START Exercise material

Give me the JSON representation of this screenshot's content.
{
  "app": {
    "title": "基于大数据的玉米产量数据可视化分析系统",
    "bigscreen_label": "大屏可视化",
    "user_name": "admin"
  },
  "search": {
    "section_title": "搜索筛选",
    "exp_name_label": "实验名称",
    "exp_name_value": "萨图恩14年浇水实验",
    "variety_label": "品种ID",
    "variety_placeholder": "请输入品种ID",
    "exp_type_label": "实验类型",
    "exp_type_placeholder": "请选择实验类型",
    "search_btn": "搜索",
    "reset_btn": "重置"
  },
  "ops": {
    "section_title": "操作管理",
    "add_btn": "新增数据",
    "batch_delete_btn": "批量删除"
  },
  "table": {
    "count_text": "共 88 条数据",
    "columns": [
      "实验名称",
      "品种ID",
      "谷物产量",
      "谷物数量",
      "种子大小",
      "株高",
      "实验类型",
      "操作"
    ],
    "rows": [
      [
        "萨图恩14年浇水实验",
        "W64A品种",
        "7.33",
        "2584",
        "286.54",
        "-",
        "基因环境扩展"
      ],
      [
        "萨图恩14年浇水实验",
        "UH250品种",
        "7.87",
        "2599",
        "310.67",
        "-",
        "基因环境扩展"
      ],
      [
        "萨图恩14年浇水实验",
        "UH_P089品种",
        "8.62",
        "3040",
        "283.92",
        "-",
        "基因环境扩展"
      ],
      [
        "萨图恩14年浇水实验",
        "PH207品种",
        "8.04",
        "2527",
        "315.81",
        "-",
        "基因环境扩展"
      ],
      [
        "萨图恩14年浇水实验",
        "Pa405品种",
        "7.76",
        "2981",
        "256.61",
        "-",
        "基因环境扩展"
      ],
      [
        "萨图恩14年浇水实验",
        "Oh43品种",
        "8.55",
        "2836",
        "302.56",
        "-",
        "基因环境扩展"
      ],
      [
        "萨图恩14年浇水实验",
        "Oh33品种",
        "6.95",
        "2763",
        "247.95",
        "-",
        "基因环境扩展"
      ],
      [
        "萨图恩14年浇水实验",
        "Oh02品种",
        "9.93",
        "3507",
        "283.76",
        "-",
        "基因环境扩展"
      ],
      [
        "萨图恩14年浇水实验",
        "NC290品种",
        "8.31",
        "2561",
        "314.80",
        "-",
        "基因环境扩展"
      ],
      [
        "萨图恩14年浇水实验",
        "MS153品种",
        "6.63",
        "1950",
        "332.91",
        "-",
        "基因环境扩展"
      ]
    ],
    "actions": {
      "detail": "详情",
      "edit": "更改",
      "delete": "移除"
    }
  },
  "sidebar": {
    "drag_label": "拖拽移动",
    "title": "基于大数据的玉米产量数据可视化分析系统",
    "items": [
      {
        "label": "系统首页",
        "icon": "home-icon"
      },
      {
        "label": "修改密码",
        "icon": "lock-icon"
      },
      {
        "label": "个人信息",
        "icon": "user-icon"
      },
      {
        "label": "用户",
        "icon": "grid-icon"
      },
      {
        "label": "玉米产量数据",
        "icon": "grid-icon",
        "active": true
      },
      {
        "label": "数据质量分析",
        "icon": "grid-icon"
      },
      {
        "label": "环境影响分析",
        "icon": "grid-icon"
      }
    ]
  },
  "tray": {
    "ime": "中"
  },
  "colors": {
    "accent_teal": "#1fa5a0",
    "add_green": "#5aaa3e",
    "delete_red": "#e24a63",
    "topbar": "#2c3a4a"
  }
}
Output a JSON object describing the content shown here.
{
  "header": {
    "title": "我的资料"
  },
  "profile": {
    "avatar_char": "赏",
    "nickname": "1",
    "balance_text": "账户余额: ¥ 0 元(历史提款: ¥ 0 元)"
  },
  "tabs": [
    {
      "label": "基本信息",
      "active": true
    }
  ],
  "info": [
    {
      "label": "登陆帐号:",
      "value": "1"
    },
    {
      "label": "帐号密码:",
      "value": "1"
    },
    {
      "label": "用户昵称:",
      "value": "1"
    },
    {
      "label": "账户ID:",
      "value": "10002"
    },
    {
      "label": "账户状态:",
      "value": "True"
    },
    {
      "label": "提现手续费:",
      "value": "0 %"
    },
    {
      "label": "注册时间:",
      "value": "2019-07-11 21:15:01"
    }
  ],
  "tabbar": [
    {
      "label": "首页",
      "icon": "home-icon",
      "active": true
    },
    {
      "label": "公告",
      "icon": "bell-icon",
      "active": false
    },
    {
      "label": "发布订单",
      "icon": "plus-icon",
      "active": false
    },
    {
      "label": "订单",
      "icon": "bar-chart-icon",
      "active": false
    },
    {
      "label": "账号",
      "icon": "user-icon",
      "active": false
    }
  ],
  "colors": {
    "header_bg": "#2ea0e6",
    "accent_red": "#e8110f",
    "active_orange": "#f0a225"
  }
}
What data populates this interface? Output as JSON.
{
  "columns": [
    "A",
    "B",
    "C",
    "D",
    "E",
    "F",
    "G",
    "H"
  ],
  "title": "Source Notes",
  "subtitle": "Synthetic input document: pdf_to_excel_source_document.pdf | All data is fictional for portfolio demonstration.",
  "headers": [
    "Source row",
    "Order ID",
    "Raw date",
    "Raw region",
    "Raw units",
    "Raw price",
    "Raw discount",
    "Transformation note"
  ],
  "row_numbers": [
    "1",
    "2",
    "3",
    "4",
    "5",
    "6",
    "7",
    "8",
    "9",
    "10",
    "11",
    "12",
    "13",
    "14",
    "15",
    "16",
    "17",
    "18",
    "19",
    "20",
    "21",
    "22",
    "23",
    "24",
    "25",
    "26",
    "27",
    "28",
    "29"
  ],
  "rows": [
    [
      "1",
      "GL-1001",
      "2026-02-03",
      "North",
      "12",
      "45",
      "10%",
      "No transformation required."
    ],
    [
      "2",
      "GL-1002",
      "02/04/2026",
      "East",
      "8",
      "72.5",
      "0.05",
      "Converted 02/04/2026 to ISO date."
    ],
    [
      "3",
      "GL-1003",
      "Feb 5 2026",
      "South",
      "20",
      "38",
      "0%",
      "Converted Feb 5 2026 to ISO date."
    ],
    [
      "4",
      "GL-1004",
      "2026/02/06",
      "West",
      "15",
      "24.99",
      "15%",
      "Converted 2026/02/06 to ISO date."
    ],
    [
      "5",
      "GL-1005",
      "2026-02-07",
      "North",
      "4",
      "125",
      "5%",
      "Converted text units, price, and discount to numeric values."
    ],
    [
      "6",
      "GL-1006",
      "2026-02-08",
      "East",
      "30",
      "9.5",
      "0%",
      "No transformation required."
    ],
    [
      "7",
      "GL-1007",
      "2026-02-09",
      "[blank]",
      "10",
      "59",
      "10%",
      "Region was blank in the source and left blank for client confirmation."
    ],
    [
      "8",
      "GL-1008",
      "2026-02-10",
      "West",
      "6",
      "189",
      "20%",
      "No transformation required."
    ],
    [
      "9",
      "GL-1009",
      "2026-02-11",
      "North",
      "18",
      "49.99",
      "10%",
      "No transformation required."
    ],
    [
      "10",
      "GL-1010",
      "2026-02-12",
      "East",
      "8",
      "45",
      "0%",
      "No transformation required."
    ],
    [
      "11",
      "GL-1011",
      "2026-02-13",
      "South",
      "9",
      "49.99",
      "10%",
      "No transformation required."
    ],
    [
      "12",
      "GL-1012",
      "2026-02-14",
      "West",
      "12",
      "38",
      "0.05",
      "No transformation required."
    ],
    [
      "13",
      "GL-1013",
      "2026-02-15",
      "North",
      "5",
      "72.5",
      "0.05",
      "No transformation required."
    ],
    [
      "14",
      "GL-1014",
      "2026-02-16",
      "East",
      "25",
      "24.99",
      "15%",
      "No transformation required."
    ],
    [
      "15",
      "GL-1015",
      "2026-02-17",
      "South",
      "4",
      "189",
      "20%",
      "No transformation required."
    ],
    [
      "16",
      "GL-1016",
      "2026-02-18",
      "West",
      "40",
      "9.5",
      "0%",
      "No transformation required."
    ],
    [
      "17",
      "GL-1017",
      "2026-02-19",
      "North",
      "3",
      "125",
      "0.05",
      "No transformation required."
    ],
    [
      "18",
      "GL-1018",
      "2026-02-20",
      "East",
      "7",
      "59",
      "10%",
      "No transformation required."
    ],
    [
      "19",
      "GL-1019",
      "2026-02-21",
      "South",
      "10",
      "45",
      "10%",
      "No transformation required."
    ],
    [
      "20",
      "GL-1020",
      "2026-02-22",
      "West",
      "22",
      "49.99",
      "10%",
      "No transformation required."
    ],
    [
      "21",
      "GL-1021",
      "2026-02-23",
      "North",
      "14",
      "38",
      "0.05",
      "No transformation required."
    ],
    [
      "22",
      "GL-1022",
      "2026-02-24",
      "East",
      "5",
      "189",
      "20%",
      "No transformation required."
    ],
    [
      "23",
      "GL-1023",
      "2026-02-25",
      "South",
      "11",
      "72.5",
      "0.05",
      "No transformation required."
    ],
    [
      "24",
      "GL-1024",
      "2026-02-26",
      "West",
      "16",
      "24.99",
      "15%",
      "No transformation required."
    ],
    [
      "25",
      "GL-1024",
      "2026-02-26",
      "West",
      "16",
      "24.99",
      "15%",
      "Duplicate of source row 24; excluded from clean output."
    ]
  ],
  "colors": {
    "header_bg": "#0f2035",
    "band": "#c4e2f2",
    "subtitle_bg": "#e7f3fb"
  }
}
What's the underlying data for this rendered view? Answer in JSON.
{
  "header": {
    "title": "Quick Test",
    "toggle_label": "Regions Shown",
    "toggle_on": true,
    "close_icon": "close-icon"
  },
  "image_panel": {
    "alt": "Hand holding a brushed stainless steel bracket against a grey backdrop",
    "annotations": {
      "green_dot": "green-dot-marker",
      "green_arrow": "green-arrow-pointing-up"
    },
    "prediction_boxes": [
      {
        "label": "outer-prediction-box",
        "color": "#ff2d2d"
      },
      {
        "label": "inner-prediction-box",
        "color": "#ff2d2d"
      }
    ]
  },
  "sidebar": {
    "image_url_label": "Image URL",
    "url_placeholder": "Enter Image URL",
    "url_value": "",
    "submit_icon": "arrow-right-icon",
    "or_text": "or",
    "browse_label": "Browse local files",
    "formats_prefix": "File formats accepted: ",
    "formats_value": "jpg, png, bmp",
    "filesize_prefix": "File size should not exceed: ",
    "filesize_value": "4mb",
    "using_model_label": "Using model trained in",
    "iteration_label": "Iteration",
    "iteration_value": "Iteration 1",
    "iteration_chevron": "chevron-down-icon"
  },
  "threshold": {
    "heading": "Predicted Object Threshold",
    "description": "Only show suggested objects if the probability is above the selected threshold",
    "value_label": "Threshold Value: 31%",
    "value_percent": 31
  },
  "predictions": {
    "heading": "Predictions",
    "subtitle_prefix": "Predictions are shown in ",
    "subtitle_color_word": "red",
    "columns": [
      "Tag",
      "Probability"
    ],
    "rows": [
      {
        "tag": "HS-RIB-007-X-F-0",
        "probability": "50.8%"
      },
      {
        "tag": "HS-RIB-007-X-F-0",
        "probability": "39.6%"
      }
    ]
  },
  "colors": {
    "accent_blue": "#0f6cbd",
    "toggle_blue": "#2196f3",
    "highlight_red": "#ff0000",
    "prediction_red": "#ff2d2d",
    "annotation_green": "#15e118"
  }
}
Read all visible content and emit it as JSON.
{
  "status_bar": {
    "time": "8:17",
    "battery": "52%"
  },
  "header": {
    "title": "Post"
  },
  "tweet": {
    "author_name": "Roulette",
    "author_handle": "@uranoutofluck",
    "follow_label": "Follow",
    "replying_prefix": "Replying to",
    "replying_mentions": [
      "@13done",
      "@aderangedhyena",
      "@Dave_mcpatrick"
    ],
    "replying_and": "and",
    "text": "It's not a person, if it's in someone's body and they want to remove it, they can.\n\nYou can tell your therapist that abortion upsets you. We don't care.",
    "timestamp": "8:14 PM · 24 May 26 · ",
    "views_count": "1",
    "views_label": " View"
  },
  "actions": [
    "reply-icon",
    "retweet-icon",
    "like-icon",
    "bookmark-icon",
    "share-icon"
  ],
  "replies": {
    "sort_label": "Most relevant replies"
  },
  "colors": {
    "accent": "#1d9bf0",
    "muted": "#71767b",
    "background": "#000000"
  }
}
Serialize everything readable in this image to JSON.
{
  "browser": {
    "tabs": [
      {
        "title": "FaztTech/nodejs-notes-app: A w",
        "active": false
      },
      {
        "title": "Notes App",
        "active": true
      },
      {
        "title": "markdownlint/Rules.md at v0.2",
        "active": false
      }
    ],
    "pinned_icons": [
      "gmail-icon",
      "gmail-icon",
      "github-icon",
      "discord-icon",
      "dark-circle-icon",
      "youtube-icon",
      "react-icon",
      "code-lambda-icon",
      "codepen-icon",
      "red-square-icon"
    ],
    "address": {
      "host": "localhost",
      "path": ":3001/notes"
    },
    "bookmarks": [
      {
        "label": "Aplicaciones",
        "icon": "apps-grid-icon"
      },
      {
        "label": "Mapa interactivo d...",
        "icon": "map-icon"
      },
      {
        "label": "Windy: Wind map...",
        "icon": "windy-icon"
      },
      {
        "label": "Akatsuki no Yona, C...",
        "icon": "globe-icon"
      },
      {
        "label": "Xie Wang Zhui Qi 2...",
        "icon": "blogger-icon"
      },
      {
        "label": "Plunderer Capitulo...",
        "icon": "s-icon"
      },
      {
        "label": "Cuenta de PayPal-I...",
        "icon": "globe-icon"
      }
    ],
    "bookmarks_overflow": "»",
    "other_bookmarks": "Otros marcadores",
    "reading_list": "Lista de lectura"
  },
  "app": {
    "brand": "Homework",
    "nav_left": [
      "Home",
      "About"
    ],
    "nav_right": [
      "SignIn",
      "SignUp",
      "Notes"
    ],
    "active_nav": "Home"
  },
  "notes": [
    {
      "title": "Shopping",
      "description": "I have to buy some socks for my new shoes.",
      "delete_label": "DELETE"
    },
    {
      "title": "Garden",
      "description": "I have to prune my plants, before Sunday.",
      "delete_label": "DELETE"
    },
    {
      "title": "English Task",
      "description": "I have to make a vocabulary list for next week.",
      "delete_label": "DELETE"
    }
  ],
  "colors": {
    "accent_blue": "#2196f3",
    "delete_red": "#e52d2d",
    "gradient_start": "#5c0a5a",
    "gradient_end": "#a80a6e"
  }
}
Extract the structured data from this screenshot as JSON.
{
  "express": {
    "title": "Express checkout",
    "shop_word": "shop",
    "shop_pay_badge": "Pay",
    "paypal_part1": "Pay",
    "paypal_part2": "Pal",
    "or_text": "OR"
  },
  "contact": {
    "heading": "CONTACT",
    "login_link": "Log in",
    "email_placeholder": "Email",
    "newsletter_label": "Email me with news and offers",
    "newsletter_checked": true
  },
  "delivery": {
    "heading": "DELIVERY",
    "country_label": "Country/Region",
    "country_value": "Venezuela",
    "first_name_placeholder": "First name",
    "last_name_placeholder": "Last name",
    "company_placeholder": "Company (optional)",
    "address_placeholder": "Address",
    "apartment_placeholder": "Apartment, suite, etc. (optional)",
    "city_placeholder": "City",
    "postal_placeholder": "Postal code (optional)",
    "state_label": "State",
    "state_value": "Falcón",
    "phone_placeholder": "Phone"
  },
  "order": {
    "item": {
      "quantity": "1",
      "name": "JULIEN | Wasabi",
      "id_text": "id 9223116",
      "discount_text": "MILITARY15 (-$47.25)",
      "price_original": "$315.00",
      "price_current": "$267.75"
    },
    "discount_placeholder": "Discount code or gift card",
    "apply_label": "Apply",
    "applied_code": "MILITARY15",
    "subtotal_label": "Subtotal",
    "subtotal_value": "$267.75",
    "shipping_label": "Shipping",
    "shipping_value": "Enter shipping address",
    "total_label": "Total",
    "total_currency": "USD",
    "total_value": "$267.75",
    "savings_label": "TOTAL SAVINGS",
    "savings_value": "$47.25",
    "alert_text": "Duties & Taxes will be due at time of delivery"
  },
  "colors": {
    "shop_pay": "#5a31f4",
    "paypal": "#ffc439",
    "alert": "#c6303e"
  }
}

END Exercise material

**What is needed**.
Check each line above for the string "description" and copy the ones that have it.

**Output of the exercise**.
    "description": "Only show suggested objects if the probability is above the selected threshold",
      "description": "I have to buy some socks for my new shoes.",
      "description": "I have to prune my plants, before Sunday.",
      "description": "I have to make a vocabulary list for next week.",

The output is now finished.